On a Monday in late March, Karren Smith was caring for her 6-year-old grandson when she started feeling a heaviness in her chest. At first, she brushed it off, thinking it was heartburn, but the feeling persisted so she took some aspirin.
Then she started feeling tingling in her left arm and soreness in her jaw. Given her family history of heart disease, she realized she needed to go to Mayo Clinic Health System in New Richland, Minnesota, just a few blocks from her home.
"I wasn't alarmed or scared, but was more worried for my grandson because he had to come with me," Karren says. "I had to stay calm for him."
When she arrived at the clinic, Karren told the staff what she suspected and they sprang into action.
"They were quick and knew exactly what to do," Karren says.
The staff took her vitals and performed an electrocardiogram, also known as an ECG or EKG, which revealed that she was experiencing a heart attack, or myocardial infarction.
Wendy Trihus, nurse practitioner, was the primary care provider in the clinic that day.
"Typically when someone walks in with chest pain, which happens a couple of times a year, it's heartburn, anxiety or muscle strain. It's not usually a heart attack in process," Wendy says.
Staff had a plan in place for this situation. However, because it's so rare to treat heart attack patients in the clinic, not all the needed emergency medications or equipment were available.
"That's why it was so important to move her quickly to a larger facility," Wendy says.
In Karren's case, the larger facility was Mayo Clinic Health System in Mankato, just 45 minutes away. The staff coordinated an ambulance to transport Karren to Mankato and transmitted to the team at the hospital all the information they had collected.
In Mankato, Ripu Singh, M.D., a cardiologist, and his team were waiting for Karren. From the ECG, Dr. Singh could see that Karren's heart attack was caused by a blockage in the coronary artery, which originates from the right side of the heart. Dr. Singh used specialized catheters inserted into an artery in Karren's right wrist to open the blocked artery and insert three stents.
Dr. Singh says Karren had several factors working in her favor for a good outcome. She didn't have many chronic conditions, and the rapid diagnosis and transfer by the New Richland team ensured that little time passed between the initial medical contact and putting in the stents.

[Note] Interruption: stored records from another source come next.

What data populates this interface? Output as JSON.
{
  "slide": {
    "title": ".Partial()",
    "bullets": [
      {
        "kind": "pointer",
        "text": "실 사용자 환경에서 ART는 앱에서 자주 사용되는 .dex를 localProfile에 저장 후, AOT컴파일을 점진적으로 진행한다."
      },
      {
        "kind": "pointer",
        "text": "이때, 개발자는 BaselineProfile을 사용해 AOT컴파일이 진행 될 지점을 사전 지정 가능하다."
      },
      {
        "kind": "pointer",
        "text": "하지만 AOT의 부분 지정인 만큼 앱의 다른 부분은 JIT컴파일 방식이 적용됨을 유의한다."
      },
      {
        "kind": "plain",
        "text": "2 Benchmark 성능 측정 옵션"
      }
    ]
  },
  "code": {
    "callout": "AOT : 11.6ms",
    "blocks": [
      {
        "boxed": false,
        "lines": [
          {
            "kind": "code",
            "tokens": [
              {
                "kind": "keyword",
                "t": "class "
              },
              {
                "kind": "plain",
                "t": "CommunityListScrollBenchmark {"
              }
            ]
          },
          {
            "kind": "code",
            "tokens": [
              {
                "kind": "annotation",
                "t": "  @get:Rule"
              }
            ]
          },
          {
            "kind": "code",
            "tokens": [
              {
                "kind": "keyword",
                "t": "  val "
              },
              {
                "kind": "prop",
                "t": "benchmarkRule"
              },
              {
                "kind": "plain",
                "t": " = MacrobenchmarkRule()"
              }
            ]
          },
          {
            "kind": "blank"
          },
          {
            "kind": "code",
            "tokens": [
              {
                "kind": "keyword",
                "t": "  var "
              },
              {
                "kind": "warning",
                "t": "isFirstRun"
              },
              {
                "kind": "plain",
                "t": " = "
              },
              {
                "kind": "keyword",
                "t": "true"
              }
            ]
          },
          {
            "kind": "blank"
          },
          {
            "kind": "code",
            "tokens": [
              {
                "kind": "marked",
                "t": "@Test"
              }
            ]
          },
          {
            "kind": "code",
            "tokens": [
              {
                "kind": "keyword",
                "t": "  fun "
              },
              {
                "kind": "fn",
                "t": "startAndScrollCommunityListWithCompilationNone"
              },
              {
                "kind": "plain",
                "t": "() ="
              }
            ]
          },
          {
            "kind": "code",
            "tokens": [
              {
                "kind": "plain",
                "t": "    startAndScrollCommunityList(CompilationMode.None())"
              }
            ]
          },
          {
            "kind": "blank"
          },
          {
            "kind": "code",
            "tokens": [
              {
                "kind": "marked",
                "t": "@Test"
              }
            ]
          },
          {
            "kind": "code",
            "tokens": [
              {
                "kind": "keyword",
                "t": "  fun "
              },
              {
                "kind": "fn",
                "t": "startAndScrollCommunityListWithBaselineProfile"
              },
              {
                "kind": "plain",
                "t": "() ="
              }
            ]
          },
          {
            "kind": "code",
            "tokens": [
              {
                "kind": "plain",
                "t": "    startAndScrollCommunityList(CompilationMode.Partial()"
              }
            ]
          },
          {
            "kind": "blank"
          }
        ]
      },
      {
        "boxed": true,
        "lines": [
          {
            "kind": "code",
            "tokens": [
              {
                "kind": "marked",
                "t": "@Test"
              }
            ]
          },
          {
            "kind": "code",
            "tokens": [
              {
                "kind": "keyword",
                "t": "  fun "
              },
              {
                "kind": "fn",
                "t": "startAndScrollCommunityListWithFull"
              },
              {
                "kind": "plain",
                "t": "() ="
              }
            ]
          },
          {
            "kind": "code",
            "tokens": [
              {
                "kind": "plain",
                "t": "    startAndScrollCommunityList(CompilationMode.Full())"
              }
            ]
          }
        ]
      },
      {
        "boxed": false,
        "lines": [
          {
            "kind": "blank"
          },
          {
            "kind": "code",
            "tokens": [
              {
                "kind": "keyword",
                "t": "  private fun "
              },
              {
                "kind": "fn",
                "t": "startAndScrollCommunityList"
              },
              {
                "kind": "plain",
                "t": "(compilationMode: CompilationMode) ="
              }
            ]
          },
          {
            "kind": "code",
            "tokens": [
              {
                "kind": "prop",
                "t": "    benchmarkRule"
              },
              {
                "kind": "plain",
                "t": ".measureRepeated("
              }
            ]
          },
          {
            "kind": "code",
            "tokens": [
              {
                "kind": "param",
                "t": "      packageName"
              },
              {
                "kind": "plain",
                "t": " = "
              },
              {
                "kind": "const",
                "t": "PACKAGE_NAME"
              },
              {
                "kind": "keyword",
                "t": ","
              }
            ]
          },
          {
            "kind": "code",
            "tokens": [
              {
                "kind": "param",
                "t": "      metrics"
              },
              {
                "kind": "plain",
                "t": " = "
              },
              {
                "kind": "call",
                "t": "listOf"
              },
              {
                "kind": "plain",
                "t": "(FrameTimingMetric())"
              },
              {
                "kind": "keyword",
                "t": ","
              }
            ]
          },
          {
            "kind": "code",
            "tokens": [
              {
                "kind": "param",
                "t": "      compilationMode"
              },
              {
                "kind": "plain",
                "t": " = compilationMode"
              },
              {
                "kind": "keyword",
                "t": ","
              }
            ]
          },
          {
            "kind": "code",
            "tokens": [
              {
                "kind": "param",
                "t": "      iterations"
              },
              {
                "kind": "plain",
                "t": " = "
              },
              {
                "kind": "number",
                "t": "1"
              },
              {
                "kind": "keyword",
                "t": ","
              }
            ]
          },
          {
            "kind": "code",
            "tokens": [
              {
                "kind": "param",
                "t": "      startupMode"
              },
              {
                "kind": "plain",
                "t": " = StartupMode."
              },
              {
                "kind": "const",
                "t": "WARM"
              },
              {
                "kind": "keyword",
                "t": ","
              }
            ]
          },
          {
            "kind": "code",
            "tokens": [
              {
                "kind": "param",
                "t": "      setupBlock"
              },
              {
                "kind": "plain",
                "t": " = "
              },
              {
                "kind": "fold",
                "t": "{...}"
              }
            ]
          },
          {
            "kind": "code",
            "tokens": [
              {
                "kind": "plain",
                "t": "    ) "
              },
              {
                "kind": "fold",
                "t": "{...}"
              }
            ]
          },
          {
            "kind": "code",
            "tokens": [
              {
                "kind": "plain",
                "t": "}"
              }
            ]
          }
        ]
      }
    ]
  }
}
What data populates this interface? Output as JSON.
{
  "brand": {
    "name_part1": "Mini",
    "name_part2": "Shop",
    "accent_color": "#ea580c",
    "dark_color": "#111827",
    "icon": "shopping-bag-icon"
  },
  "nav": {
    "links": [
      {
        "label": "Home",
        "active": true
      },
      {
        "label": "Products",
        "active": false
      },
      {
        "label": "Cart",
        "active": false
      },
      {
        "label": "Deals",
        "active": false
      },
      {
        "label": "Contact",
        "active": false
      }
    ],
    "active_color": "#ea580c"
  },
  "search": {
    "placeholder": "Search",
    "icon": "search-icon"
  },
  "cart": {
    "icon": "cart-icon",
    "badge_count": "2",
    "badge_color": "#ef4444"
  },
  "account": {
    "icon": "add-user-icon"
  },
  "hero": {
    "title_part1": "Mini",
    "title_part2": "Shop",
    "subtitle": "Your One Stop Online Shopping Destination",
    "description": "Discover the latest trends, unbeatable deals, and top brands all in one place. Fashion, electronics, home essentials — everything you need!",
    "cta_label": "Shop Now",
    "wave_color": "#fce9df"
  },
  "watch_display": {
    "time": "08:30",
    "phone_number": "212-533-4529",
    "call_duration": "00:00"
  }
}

"Time is of the essence. Delays at any stage can lead to heart damage," Dr. Singh says. "The sooner you can open a blocked artery, the less heart muscle dies. You really want to return blood flow within a 90-minute window."
Karren stayed in the hospital for 72 hours while the care team monitored her recovery and ensured her vitals and heart function were returning to normal.
"They were fantastic," Karren says, "I'd never seen Dr. Singh as a patient or even met him before this, but he did a great job."
Three months after her heart attack, Karren says she's feeling well and has returned to her normal activities, including taking care of her grandchildren. However, she does eat healthier and avoids excess salt. She also is on heart medications prescribed by her care team.
After caring for Karren, staff at New Richland held a debriefing to talk about their existing plan for caring for someone experiencing a heart attack, how their experience with Karren went and what they could do differently if the situation arises in the future. Overall, they were pleased with how they served the needs of their patient but did make some small tweaks, such as putting a clock in the room where they do ECGs so they can track giving medications and document events.
"We stuck with the plan, stayed calm, helped keep the patient calm and worked like a team, not only among ourselves, but also coordinated with all the teams along the way," Wendy says.
Heart disease is the No. 1 killer of women in the U.S., and according to the American Heart Association, 64% of women who die suddenly of heart disease had no previous symptoms. So it's crucial to for women to know about heart disease and heart attacks.
"Women get busy and don't take time for themselves, which often means they're not exercising as much as they should," Dr. Singh says. "For both women and men, if you're exercising, you may experience symptoms sooner, which can lead to treatment before you have a heart attack."
Sharing what she learned from her experience, Karren says, "Know your body. Listen to what it's telling you. Don't just assume it will go away. Get it checked out. And if it's nothing, great. But it might not be 'nothing.'"
This article originally appeared on the Mayo Clinic Health System blog.